In this implementation, the `search`

method takes a `Node`

object representing the root of the search tree. It then creates a queue and adds the root node to the queue. It then enters a loop that continues until the queue is empty. In each iteration of the loop, the algorithm removes the first node from the queue, prints its value, and adds all of its unvisited neighbors to the queue. This continues until all of the nodes in the search tree have been visited.

## Complexity:

The **complexity** of an algorithm refers to the amount of resources (such as time and space) that the algorithm uses as the input size grows. The performance of an algorithm is a measure of how well the algorithm performs as the input size grows.

The complexity of the breadth-first search (BFS) algorithm depends on the specific implementation, but it is typically either **O(V + E)**, where V is the number of vertices and E is the number of edges in the graph, or **O(V^2)**, where V is the number of vertices in the graph. This means that the time and space complexity of BFS grows linearly or quadratically with the size of the input.

The performance of BFS is generally good for small to medium-sized graphs, but it can become slow for very large graphs because it explores the entire search space, even if some parts of the search space are not relevant to the problem. It can also require a lot of memory, which can make it difficult to use for very large graphs.
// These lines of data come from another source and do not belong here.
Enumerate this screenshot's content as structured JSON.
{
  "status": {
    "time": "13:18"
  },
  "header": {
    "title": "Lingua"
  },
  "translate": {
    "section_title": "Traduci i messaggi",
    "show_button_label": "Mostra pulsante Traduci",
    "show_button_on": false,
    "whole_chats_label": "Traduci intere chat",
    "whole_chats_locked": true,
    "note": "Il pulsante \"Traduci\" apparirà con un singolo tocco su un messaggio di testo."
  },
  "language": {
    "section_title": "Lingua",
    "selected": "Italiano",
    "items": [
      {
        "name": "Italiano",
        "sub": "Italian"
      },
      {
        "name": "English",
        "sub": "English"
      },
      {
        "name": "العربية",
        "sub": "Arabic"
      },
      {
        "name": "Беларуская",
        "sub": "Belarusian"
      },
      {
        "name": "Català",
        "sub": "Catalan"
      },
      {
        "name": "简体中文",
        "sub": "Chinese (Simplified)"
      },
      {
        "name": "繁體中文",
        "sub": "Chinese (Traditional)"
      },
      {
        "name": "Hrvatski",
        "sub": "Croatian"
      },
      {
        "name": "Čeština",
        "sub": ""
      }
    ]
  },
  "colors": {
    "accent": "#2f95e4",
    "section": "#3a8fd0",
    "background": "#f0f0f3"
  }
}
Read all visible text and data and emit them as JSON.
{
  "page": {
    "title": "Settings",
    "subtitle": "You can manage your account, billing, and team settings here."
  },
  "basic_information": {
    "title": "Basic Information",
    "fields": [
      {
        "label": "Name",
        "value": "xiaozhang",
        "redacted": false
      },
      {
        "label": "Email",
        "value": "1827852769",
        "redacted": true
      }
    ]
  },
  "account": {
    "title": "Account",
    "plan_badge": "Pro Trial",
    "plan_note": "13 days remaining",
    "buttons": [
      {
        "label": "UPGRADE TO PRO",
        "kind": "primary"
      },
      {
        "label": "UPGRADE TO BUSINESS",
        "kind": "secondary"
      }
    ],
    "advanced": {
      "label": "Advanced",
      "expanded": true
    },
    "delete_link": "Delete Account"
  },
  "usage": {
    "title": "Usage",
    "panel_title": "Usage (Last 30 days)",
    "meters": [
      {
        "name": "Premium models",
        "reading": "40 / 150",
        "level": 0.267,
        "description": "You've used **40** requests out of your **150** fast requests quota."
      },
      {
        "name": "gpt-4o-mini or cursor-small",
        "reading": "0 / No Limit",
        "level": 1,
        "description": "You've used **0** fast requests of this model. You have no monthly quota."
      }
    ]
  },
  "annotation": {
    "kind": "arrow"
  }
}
Overall, the complexity and performance of BFS are generally good for small to medium-sized graphs, but it can become slow and require a lot of memory for very large graphs.